• Your instructions:
From the entries below, copy every line where the string "JSON" appears.

• Materials provided:
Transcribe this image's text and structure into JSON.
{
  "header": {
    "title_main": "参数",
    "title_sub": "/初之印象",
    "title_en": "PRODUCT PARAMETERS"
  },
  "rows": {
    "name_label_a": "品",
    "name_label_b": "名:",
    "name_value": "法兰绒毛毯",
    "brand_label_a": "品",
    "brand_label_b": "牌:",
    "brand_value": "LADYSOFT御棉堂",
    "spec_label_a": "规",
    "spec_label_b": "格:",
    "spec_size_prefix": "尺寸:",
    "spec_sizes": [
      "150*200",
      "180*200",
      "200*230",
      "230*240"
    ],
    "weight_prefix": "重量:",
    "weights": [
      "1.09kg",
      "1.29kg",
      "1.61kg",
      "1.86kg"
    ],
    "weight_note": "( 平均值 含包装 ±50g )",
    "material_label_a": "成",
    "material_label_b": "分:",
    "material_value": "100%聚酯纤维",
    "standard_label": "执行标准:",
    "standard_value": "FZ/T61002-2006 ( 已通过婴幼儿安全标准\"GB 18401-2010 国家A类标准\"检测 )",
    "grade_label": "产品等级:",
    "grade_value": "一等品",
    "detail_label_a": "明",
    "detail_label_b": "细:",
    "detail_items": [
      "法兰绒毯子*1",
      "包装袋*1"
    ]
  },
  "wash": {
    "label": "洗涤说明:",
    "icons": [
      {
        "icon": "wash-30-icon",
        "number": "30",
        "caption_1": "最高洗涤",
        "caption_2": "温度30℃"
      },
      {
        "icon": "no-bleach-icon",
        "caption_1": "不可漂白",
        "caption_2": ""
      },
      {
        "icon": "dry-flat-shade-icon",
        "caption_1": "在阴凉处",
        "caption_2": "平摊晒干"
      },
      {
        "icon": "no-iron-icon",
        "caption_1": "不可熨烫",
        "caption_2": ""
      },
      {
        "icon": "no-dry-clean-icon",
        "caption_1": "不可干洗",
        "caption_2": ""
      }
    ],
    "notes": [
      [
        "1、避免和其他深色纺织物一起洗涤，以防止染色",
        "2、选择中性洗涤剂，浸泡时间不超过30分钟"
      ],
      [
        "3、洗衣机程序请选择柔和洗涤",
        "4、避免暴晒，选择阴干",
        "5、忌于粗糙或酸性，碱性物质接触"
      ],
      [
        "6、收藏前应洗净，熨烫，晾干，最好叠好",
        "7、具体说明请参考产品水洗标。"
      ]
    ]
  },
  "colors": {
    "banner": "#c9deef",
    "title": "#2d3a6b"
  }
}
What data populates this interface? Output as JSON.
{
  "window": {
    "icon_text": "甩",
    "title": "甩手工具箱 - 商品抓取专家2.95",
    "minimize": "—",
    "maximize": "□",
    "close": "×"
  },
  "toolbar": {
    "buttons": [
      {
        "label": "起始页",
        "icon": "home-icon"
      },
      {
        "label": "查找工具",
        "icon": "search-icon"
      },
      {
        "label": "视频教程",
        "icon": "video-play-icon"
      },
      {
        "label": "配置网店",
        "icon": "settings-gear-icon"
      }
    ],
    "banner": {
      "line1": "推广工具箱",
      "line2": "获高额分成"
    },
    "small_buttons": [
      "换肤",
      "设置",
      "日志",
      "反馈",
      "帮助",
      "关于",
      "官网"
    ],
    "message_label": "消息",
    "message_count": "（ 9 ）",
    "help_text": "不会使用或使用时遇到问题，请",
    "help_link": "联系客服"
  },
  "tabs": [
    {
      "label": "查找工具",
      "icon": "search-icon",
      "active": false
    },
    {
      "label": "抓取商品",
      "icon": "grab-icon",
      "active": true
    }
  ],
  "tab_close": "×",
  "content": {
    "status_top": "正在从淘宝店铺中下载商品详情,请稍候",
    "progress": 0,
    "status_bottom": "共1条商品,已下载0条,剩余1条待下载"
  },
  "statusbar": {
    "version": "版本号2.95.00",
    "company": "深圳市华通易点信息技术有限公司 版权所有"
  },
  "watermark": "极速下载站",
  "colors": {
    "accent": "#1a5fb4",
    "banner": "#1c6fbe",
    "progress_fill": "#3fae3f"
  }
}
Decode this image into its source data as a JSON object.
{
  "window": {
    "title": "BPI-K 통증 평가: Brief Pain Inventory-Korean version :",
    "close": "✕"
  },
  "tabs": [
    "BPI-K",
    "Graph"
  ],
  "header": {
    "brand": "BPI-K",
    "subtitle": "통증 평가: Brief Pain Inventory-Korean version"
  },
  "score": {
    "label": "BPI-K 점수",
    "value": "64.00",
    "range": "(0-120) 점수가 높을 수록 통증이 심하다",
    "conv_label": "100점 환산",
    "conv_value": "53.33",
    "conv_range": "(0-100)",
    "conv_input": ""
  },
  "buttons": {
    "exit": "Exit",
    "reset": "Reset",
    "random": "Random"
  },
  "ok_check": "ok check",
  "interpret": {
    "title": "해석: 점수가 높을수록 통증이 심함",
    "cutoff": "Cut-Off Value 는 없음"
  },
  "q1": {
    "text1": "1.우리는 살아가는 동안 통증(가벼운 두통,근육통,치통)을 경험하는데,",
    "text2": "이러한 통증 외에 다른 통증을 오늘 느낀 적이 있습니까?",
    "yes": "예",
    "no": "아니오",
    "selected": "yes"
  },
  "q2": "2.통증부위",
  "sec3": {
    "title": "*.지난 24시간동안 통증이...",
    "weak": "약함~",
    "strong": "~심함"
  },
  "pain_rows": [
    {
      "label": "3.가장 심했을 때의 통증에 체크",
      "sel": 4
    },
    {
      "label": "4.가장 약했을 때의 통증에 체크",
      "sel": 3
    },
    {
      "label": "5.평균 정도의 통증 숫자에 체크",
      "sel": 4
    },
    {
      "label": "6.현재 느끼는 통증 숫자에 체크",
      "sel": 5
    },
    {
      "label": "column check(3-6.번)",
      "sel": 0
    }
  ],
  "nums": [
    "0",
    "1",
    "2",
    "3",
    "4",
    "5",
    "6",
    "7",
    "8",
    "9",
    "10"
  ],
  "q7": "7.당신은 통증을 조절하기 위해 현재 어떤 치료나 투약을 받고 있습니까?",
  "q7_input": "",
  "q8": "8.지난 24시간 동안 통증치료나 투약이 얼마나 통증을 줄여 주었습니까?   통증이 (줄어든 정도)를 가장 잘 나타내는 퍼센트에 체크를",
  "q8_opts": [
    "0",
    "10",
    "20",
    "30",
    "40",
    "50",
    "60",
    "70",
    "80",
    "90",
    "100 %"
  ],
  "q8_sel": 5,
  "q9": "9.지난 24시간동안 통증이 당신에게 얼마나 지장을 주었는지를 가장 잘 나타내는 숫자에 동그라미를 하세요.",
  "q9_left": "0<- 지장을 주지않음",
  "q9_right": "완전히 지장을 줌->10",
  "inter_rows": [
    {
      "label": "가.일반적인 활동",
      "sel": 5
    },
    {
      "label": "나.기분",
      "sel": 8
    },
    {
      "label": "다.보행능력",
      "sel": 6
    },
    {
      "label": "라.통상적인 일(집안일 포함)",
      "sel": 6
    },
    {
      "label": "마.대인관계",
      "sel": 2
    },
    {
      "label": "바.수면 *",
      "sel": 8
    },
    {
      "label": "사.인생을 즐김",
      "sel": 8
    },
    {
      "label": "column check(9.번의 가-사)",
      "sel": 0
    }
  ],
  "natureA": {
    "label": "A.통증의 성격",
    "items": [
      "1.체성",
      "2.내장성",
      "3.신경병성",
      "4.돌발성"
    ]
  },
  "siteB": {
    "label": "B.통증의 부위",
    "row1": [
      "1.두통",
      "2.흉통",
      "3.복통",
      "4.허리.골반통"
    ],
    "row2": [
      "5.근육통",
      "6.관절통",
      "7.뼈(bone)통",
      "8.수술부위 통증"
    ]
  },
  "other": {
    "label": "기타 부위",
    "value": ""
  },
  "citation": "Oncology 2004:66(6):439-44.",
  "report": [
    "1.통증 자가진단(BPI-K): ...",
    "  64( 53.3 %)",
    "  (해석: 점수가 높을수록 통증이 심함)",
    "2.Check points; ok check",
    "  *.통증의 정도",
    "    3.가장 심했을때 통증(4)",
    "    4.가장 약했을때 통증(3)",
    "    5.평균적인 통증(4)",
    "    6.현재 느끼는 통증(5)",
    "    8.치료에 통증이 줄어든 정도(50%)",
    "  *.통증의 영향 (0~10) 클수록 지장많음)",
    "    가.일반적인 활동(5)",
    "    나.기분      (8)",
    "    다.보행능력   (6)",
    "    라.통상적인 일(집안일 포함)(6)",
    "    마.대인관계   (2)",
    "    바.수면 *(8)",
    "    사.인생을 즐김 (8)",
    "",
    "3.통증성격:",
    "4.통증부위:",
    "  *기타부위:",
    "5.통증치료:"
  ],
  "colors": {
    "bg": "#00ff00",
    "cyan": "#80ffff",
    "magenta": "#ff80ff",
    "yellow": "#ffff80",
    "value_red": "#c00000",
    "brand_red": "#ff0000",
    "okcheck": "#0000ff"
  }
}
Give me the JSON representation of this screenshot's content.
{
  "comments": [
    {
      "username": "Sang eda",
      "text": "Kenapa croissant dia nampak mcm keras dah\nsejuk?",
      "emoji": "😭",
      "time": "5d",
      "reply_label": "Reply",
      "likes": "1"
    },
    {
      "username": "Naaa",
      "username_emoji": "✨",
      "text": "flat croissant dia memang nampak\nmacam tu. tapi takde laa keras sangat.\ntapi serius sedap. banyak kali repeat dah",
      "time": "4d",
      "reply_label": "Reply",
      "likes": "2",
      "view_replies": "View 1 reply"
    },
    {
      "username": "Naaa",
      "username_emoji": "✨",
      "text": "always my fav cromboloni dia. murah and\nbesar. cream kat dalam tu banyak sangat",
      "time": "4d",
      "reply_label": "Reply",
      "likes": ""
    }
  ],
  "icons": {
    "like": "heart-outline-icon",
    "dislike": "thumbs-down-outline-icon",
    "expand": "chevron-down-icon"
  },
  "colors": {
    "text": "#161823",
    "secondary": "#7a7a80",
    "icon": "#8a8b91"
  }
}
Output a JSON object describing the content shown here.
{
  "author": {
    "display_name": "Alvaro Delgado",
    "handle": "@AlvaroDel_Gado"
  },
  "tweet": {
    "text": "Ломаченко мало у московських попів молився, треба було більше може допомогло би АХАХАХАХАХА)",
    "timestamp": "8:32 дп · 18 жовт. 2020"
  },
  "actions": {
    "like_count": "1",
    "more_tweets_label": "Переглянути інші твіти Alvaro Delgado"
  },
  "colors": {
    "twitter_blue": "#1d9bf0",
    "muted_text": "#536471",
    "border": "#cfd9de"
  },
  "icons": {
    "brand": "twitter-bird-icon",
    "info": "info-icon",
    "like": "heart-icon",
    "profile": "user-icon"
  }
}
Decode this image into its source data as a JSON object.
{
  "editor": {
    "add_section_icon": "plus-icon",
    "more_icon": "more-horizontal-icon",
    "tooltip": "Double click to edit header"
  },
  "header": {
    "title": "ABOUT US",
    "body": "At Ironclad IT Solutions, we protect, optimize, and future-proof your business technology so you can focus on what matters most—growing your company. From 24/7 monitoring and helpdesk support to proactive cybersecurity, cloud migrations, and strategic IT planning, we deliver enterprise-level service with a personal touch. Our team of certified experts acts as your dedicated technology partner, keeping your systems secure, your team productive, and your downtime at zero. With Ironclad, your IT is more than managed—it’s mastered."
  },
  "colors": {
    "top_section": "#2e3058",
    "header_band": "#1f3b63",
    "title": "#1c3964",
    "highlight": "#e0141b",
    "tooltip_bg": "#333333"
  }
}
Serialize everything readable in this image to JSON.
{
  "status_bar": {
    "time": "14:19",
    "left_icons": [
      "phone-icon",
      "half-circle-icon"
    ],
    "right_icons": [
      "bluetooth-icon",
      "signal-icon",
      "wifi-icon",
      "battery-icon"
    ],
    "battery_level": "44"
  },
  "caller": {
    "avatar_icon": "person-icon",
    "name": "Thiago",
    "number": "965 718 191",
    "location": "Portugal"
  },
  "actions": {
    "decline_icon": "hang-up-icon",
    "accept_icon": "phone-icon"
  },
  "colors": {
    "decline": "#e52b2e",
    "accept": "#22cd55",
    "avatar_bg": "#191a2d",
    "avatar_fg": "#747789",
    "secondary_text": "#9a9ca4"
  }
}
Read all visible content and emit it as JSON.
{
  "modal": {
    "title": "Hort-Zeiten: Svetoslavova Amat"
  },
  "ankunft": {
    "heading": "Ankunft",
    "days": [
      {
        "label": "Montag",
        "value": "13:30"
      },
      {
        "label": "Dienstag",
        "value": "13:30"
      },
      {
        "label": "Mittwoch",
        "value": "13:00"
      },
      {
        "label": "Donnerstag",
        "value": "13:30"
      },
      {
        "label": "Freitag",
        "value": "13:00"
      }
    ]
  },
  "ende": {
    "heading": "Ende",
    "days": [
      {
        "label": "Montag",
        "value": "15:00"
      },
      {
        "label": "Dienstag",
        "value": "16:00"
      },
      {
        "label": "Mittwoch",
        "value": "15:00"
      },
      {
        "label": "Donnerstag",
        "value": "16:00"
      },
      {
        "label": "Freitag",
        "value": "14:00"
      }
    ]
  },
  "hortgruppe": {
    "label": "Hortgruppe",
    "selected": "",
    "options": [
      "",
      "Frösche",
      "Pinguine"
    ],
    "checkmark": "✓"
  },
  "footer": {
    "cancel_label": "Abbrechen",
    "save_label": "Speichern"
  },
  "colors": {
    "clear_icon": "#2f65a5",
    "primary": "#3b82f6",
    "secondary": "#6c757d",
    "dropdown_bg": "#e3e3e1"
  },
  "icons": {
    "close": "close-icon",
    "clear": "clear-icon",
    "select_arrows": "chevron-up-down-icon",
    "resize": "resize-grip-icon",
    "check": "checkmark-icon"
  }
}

• Written response:
Transcribe this image's text and structure into JSON.
What data populates this interface? Output as JSON.
Decode this image into its source data as a JSON object.
Give me the JSON representation of this screenshot's content.
Output a JSON object describing the content shown here.
Decode this image into its source data as a JSON object.
Serialize everything readable in this image to JSON.
Read all visible content and emit it as JSON.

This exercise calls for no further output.